Page and application data records
┄┄┄┄┄┄┄┄┄┄┄┄┄┄┄┄┄┄┄┄

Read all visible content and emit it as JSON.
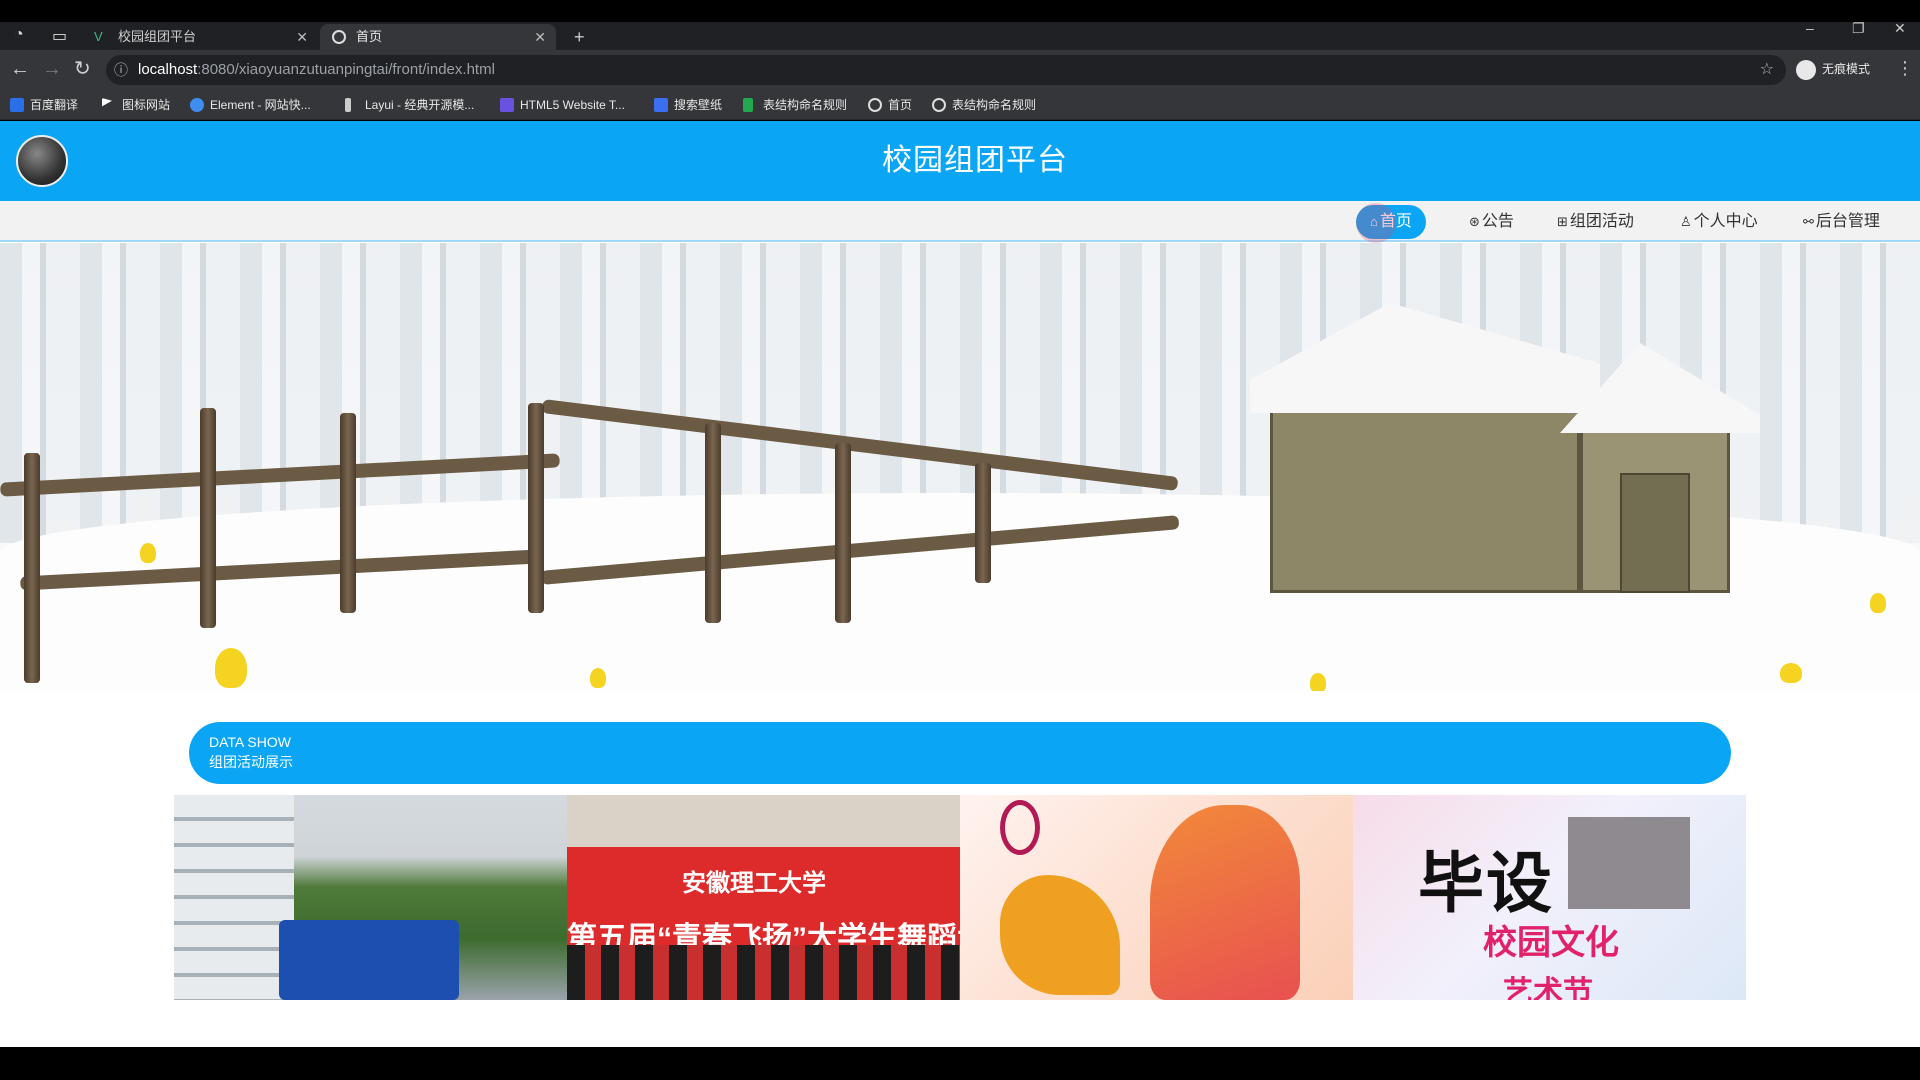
{
  "browser": {
    "tabs": [
      {
        "title": "校园组团平台",
        "active": false
      },
      {
        "title": "首页",
        "active": true
      }
    ],
    "url_host": "localhost",
    "url_path": ":8080/xiaoyuanzutuanpingtai/front/index.html",
    "profile_label": "无痕模式",
    "bookmarks": [
      {
        "label": "百度翻译",
        "icon": "translate-icon",
        "color": "#2a6ee8"
      },
      {
        "label": "图标网站",
        "icon": "flag-icon",
        "color": "#ffffff"
      },
      {
        "label": "Element - 网站快...",
        "icon": "element-icon",
        "color": "#3d8ef0"
      },
      {
        "label": "Layui - 经典开源模...",
        "icon": "layui-icon",
        "color": "#cccccc"
      },
      {
        "label": "HTML5 Website T...",
        "icon": "html5-icon",
        "color": "#6a52e0"
      },
      {
        "label": "搜索壁纸",
        "icon": "wallpaper-icon",
        "color": "#3b6ef0"
      },
      {
        "label": "表结构命名规则",
        "icon": "sheet-icon",
        "color": "#22a84f"
      },
      {
        "label": "首页",
        "icon": "globe-icon",
        "color": "#dddddd"
      },
      {
        "label": "表结构命名规则",
        "icon": "globe-icon",
        "color": "#dddddd"
      }
    ]
  },
  "site": {
    "title": "校园组团平台",
    "accent": "#0aa6f5",
    "nav": [
      {
        "label": "首页",
        "icon": "home-icon",
        "active": true
      },
      {
        "label": "公告",
        "icon": "bell-icon",
        "active": false
      },
      {
        "label": "组团活动",
        "icon": "grid-icon",
        "active": false
      },
      {
        "label": "个人中心",
        "icon": "user-icon",
        "active": false
      },
      {
        "label": "后台管理",
        "icon": "link-icon",
        "active": false
      }
    ],
    "carousel": {
      "slides": 3,
      "current": 1
    },
    "section": {
      "en": "DATA SHOW",
      "zh": "组团活动展示"
    },
    "gallery": {
      "g2_line1": "安徽理工大学",
      "g2_line2": "第五届“青春飞扬”大学生舞蹈大",
      "g4_big": "毕设",
      "g4_sub": "校园文化",
      "g4_sub2": "艺术节"
    }
  }
}
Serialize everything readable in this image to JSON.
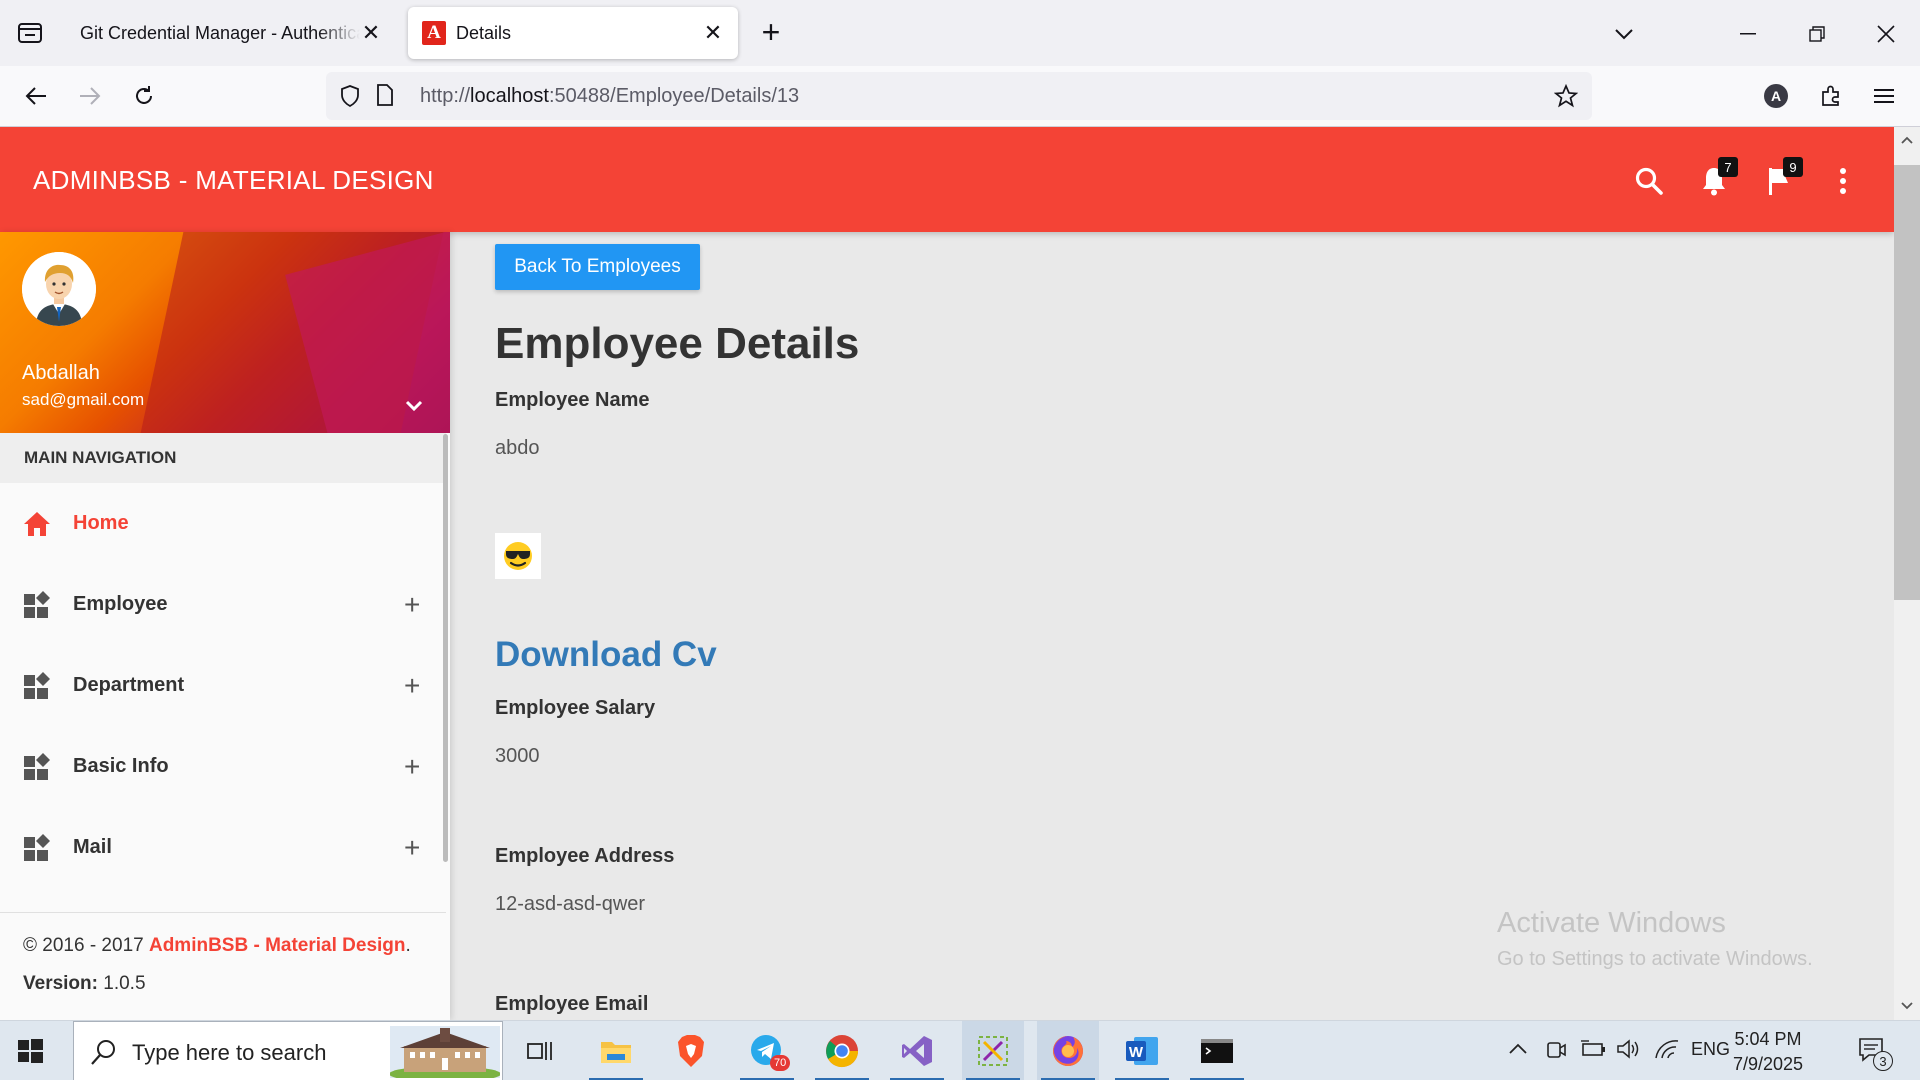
{
  "browser": {
    "tabs": [
      {
        "title": "Git Credential Manager - Authentication"
      },
      {
        "title": "Details"
      }
    ],
    "url_prefix": "http://",
    "url_host": "localhost",
    "url_path": ":50488/Employee/Details/13",
    "profile_initial": "A"
  },
  "topbar": {
    "brand": "ADMINBSB - MATERIAL DESIGN",
    "notifications_count": "7",
    "tasks_count": "9"
  },
  "sidebar": {
    "user_name": "Abdallah",
    "user_email": "sad@gmail.com",
    "nav_header": "MAIN NAVIGATION",
    "items": [
      {
        "label": "Home",
        "icon": "home-icon"
      },
      {
        "label": "Employee",
        "icon": "widgets-icon"
      },
      {
        "label": "Department",
        "icon": "widgets-icon"
      },
      {
        "label": "Basic Info",
        "icon": "widgets-icon"
      },
      {
        "label": "Mail",
        "icon": "widgets-icon"
      }
    ],
    "legal_prefix": "© 2016 - 2017 ",
    "legal_link": "AdminBSB - Material Design",
    "legal_suffix": ".",
    "version_label": "Version:",
    "version_value": " 1.0.5"
  },
  "main": {
    "back_button": "Back To Employees",
    "heading": "Employee Details",
    "fields": [
      {
        "label": "Employee Name",
        "value": "abdo"
      },
      {
        "label": "Employee Salary",
        "value": "3000"
      },
      {
        "label": "Employee Address",
        "value": "12-asd-asd-qwer"
      },
      {
        "label": "Employee Email",
        "value": ""
      }
    ],
    "download_link": "Download Cv"
  },
  "watermark": {
    "line1": "Activate Windows",
    "line2": "Go to Settings to activate Windows."
  },
  "taskbar": {
    "search_placeholder": "Type here to search",
    "telegram_badge": "70",
    "language": "ENG",
    "time": "5:04 PM",
    "date": "7/9/2025",
    "notification_count": "3"
  },
  "colors": {
    "accent": "#f44336",
    "primary_button": "#2196f3",
    "link": "#337ab7"
  }
}
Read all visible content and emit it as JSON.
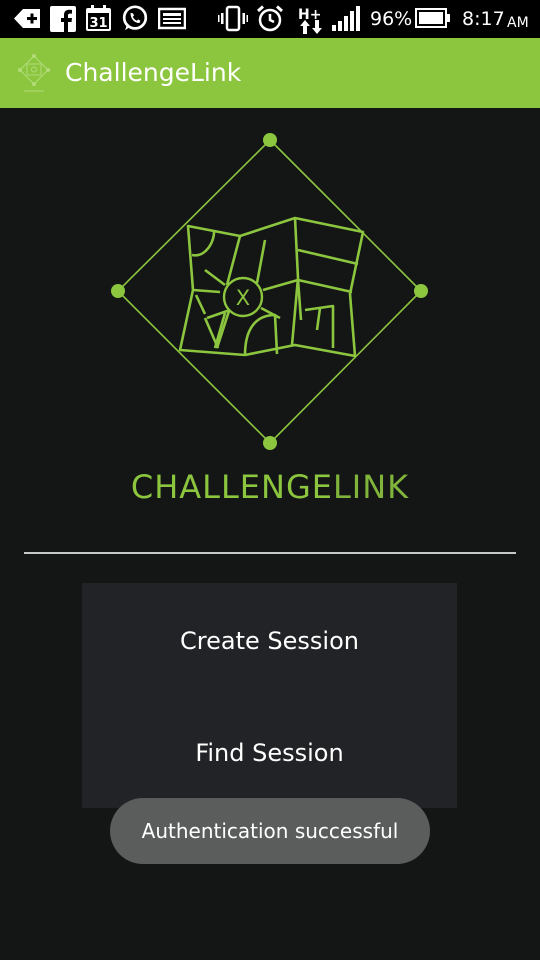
{
  "status_bar": {
    "battery_percent": "96%",
    "time": "8:17",
    "ampm": "AM",
    "calendar_day": "31",
    "network_type": "H+",
    "icons_left": [
      "back-arrow-plus-icon",
      "facebook-icon",
      "calendar-icon",
      "whatsapp-icon",
      "image-icon"
    ],
    "icons_right": [
      "vibrate-icon",
      "alarm-icon",
      "network-data-icon",
      "signal-icon",
      "battery-icon"
    ]
  },
  "app_bar": {
    "title": "ChallengeLink",
    "color": "#8cc63f"
  },
  "hero": {
    "brand_bold": "CHALLENGE",
    "brand_light": "LINK",
    "center_mark": "X",
    "accent_color": "#8cc63f"
  },
  "menu": {
    "items": [
      {
        "label": "Create Session"
      },
      {
        "label": "Find Session"
      }
    ]
  },
  "toast": {
    "message": "Authentication successful"
  }
}
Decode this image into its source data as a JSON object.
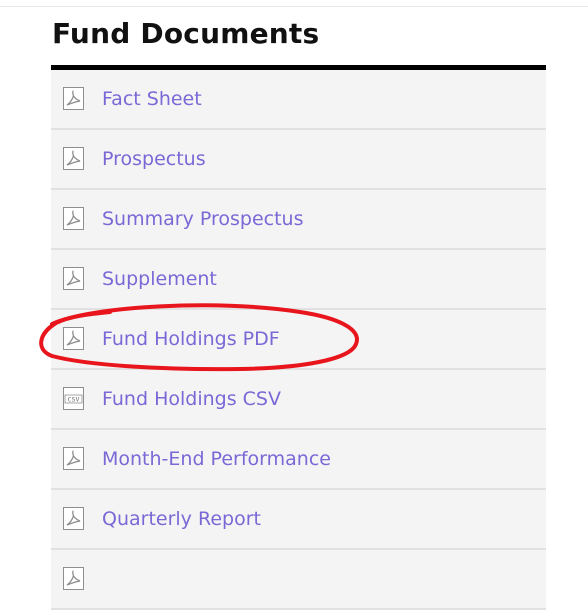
{
  "panel": {
    "title": "Fund Documents"
  },
  "documents": [
    {
      "label": "Fact Sheet",
      "icon": "pdf-icon"
    },
    {
      "label": "Prospectus",
      "icon": "pdf-icon"
    },
    {
      "label": "Summary Prospectus",
      "icon": "pdf-icon"
    },
    {
      "label": "Supplement",
      "icon": "pdf-icon"
    },
    {
      "label": "Fund Holdings PDF",
      "icon": "pdf-icon"
    },
    {
      "label": "Fund Holdings CSV",
      "icon": "csv-icon",
      "icon_text": "CSV"
    },
    {
      "label": "Month-End Performance",
      "icon": "pdf-icon"
    },
    {
      "label": "Quarterly Report",
      "icon": "pdf-icon"
    },
    {
      "label": "",
      "icon": "pdf-icon"
    }
  ],
  "colors": {
    "link": "#7b68d6",
    "row_background": "#f4f4f4",
    "row_divider": "#e1e1e1",
    "annotation": "#e8161c"
  },
  "annotation": {
    "shape": "hand-drawn-ellipse",
    "highlights": "Fund Holdings PDF"
  }
}
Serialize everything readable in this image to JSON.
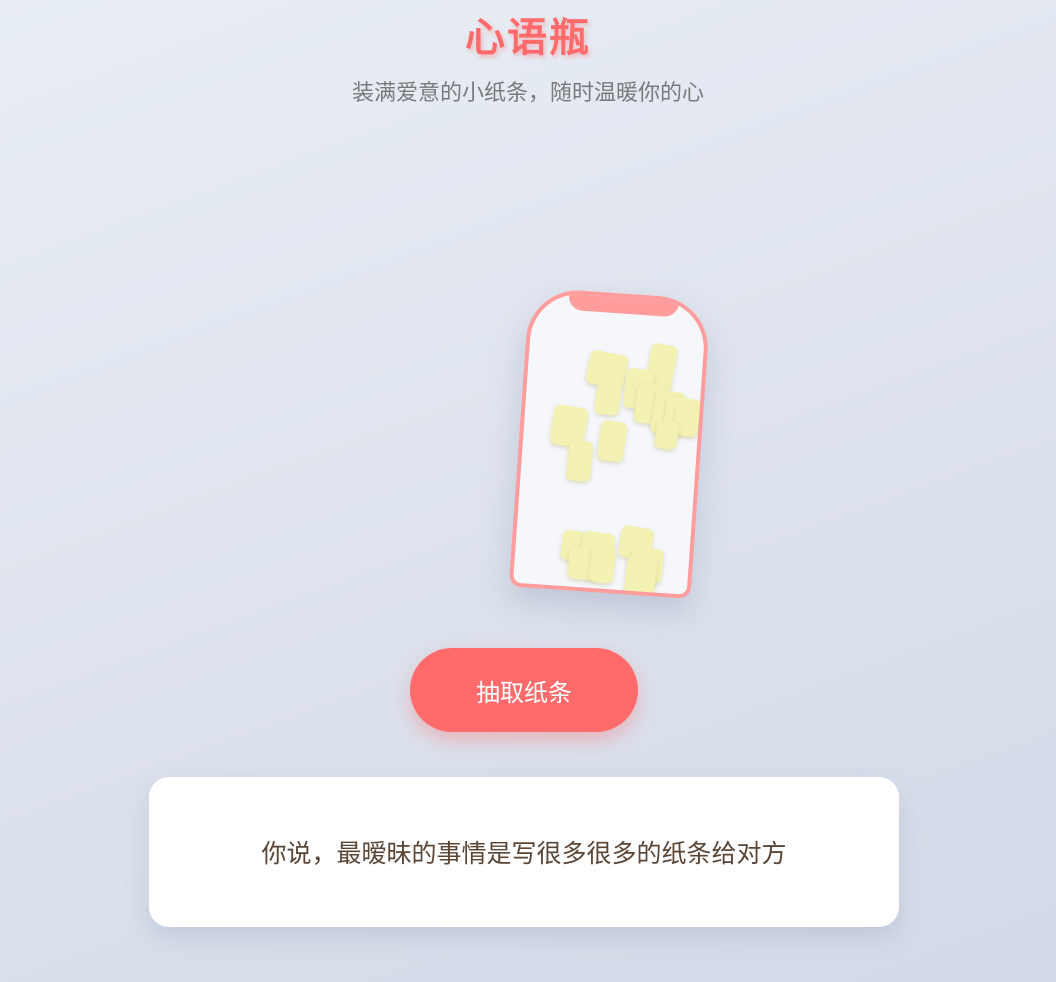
{
  "header": {
    "title": "心语瓶",
    "subtitle": "装满爱意的小纸条，随时温暖你的心"
  },
  "jar": {
    "note_color": "#f4f2b3",
    "border_color": "#ff9d9d"
  },
  "actions": {
    "draw_label": "抽取纸条"
  },
  "message": {
    "text": "你说，最暧昧的事情是写很多很多的纸条给对方"
  },
  "colors": {
    "accent": "#ff6b6b",
    "message_text": "#5b4636"
  }
}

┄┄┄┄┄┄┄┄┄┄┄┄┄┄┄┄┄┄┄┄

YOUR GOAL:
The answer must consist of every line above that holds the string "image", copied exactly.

SOLVED PROBLEM:
Serialize everything readable in this image to JSON.
      "image-icon"
Decode this image into its source data as a JSON object.
Serialize everything readable in this image to JSON.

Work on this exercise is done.